BRIEF: Return all of the material, keeping each line exactly as it is.

▶

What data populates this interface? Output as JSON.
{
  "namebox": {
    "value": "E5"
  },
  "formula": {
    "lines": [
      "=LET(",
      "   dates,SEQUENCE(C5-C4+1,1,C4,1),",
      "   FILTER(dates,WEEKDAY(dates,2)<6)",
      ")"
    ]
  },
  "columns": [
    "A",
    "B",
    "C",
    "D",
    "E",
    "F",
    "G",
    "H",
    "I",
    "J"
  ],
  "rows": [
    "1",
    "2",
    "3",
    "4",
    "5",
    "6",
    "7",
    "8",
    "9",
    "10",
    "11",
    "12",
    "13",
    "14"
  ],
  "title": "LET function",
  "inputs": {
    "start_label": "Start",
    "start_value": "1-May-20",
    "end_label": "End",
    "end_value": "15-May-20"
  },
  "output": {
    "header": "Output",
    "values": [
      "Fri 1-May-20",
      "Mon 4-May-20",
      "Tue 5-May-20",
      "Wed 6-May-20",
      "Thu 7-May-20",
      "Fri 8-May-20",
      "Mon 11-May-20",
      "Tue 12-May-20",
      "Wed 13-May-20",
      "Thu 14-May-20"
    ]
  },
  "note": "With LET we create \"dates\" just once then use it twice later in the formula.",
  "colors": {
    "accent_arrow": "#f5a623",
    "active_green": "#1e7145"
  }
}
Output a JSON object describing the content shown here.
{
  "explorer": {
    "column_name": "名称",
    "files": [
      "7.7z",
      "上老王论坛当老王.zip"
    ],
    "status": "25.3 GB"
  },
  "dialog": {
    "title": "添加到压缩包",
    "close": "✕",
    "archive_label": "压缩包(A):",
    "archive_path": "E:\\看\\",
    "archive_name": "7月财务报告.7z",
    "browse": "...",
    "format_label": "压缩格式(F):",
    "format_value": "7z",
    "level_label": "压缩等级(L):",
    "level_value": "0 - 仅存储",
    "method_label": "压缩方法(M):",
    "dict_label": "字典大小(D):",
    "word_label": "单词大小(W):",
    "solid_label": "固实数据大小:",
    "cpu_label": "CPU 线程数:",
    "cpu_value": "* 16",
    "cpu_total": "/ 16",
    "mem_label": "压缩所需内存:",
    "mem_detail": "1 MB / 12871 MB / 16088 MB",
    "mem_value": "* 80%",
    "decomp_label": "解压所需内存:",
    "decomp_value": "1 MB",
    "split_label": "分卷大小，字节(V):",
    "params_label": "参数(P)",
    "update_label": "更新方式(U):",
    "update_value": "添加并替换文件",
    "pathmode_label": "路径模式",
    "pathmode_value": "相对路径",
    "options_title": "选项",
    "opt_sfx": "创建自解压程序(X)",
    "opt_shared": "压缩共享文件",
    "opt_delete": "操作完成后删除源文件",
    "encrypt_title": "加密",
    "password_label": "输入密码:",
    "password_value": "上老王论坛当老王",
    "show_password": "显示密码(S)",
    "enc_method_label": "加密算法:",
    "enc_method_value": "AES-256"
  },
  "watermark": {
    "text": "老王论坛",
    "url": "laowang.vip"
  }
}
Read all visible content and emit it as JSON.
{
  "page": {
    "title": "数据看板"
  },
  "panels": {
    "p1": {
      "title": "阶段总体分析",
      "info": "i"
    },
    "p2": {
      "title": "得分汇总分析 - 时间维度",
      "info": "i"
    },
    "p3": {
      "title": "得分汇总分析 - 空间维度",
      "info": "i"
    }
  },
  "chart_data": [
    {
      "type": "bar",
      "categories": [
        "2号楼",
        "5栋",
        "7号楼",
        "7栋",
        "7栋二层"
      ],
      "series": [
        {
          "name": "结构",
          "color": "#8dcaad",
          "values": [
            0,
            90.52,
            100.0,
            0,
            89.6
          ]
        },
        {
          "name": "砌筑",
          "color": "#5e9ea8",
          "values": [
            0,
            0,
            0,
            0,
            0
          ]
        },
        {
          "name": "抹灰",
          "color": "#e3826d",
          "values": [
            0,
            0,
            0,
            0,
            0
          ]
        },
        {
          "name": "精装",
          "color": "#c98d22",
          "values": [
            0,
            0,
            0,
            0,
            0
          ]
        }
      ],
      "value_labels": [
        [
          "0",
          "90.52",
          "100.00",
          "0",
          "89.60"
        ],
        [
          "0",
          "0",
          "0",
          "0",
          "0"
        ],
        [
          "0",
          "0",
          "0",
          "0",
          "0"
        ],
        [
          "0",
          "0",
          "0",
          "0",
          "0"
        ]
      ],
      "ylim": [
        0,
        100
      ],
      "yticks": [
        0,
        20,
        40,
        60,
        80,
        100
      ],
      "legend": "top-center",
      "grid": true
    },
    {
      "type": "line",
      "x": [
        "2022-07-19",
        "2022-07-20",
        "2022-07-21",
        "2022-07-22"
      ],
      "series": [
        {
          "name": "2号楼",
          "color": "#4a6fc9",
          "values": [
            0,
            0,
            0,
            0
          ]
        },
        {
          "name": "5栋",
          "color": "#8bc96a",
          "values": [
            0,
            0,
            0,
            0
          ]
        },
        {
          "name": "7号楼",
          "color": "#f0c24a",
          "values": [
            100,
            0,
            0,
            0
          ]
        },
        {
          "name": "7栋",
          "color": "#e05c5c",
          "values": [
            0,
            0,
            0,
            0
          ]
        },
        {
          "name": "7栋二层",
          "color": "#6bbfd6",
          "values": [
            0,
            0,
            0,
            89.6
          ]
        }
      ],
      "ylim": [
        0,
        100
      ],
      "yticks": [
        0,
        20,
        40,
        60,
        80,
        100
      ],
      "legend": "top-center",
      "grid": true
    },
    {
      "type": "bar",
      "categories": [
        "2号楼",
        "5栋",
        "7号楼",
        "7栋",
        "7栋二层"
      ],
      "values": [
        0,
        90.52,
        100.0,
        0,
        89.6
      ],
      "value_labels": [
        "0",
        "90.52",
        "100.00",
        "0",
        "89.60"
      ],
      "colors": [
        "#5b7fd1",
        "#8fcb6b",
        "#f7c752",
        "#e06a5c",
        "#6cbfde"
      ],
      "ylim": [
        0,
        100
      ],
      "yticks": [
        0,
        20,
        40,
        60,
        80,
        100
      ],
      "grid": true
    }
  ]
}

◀

SOLUTION TO THIS EXERCISE:
What data populates this interface? Output as JSON.
{
  "namebox": {
    "value": "E5"
  },
  "formula": {
    "lines": [
      "=LET(",
      "   dates,SEQUENCE(C5-C4+1,1,C4,1),",
      "   FILTER(dates,WEEKDAY(dates,2)<6)",
      ")"
    ]
  },
  "columns": [
    "A",
    "B",
    "C",
    "D",
    "E",
    "F",
    "G",
    "H",
    "I",
    "J"
  ],
  "rows": [
    "1",
    "2",
    "3",
    "4",
    "5",
    "6",
    "7",
    "8",
    "9",
    "10",
    "11",
    "12",
    "13",
    "14"
  ],
  "title": "LET function",
  "inputs": {
    "start_label": "Start",
    "start_value": "1-May-20",
    "end_label": "End",
    "end_value": "15-May-20"
  },
  "output": {
    "header": "Output",
    "values": [
      "Fri 1-May-20",
      "Mon 4-May-20",
      "Tue 5-May-20",
      "Wed 6-May-20",
      "Thu 7-May-20",
      "Fri 8-May-20",
      "Mon 11-May-20",
      "Tue 12-May-20",
      "Wed 13-May-20",
      "Thu 14-May-20"
    ]
  },
  "note": "With LET we create \"dates\" just once then use it twice later in the formula.",
  "colors": {
    "accent_arrow": "#f5a623",
    "active_green": "#1e7145"
  }
}
Output a JSON object describing the content shown here.
{
  "explorer": {
    "column_name": "名称",
    "files": [
      "7.7z",
      "上老王论坛当老王.zip"
    ],
    "status": "25.3 GB"
  },
  "dialog": {
    "title": "添加到压缩包",
    "close": "✕",
    "archive_label": "压缩包(A):",
    "archive_path": "E:\\看\\",
    "archive_name": "7月财务报告.7z",
    "browse": "...",
    "format_label": "压缩格式(F):",
    "format_value": "7z",
    "level_label": "压缩等级(L):",
    "level_value": "0 - 仅存储",
    "method_label": "压缩方法(M):",
    "dict_label": "字典大小(D):",
    "word_label": "单词大小(W):",
    "solid_label": "固实数据大小:",
    "cpu_label": "CPU 线程数:",
    "cpu_value": "* 16",
    "cpu_total": "/ 16",
    "mem_label": "压缩所需内存:",
    "mem_detail": "1 MB / 12871 MB / 16088 MB",
    "mem_value": "* 80%",
    "decomp_label": "解压所需内存:",
    "decomp_value": "1 MB",
    "split_label": "分卷大小，字节(V):",
    "params_label": "参数(P)",
    "update_label": "更新方式(U):",
    "update_value": "添加并替换文件",
    "pathmode_label": "路径模式",
    "pathmode_value": "相对路径",
    "options_title": "选项",
    "opt_sfx": "创建自解压程序(X)",
    "opt_shared": "压缩共享文件",
    "opt_delete": "操作完成后删除源文件",
    "encrypt_title": "加密",
    "password_label": "输入密码:",
    "password_value": "上老王论坛当老王",
    "show_password": "显示密码(S)",
    "enc_method_label": "加密算法:",
    "enc_method_value": "AES-256"
  },
  "watermark": {
    "text": "老王论坛",
    "url": "laowang.vip"
  }
}
Read all visible content and emit it as JSON.
{
  "page": {
    "title": "数据看板"
  },
  "panels": {
    "p1": {
      "title": "阶段总体分析",
      "info": "i"
    },
    "p2": {
      "title": "得分汇总分析 - 时间维度",
      "info": "i"
    },
    "p3": {
      "title": "得分汇总分析 - 空间维度",
      "info": "i"
    }
  },
  "chart_data": [
    {
      "type": "bar",
      "categories": [
        "2号楼",
        "5栋",
        "7号楼",
        "7栋",
        "7栋二层"
      ],
      "series": [
        {
          "name": "结构",
          "color": "#8dcaad",
          "values": [
            0,
            90.52,
            100.0,
            0,
            89.6
          ]
        },
        {
          "name": "砌筑",
          "color": "#5e9ea8",
          "values": [
            0,
            0,
            0,
            0,
            0
          ]
        },
        {
          "name": "抹灰",
          "color": "#e3826d",
          "values": [
            0,
            0,
            0,
            0,
            0
          ]
        },
        {
          "name": "精装",
          "color": "#c98d22",
          "values": [
            0,
            0,
            0,
            0,
            0
          ]
        }
      ],
      "value_labels": [
        [
          "0",
          "90.52",
          "100.00",
          "0",
          "89.60"
        ],
        [
          "0",
          "0",
          "0",
          "0",
          "0"
        ],
        [
          "0",
          "0",
          "0",
          "0",
          "0"
        ],
        [
          "0",
          "0",
          "0",
          "0",
          "0"
        ]
      ],
      "ylim": [
        0,
        100
      ],
      "yticks": [
        0,
        20,
        40,
        60,
        80,
        100
      ],
      "legend": "top-center",
      "grid": true
    },
    {
      "type": "line",
      "x": [
        "2022-07-19",
        "2022-07-20",
        "2022-07-21",
        "2022-07-22"
      ],
      "series": [
        {
          "name": "2号楼",
          "color": "#4a6fc9",
          "values": [
            0,
            0,
            0,
            0
          ]
        },
        {
          "name": "5栋",
          "color": "#8bc96a",
          "values": [
            0,
            0,
            0,
            0
          ]
        },
        {
          "name": "7号楼",
          "color": "#f0c24a",
          "values": [
            100,
            0,
            0,
            0
          ]
        },
        {
          "name": "7栋",
          "color": "#e05c5c",
          "values": [
            0,
            0,
            0,
            0
          ]
        },
        {
          "name": "7栋二层",
          "color": "#6bbfd6",
          "values": [
            0,
            0,
            0,
            89.6
          ]
        }
      ],
      "ylim": [
        0,
        100
      ],
      "yticks": [
        0,
        20,
        40,
        60,
        80,
        100
      ],
      "legend": "top-center",
      "grid": true
    },
    {
      "type": "bar",
      "categories": [
        "2号楼",
        "5栋",
        "7号楼",
        "7栋",
        "7栋二层"
      ],
      "values": [
        0,
        90.52,
        100.0,
        0,
        89.6
      ],
      "value_labels": [
        "0",
        "90.52",
        "100.00",
        "0",
        "89.60"
      ],
      "colors": [
        "#5b7fd1",
        "#8fcb6b",
        "#f7c752",
        "#e06a5c",
        "#6cbfde"
      ],
      "ylim": [
        0,
        100
      ],
      "yticks": [
        0,
        20,
        40,
        60,
        80,
        100
      ],
      "grid": true
    }
  ]
}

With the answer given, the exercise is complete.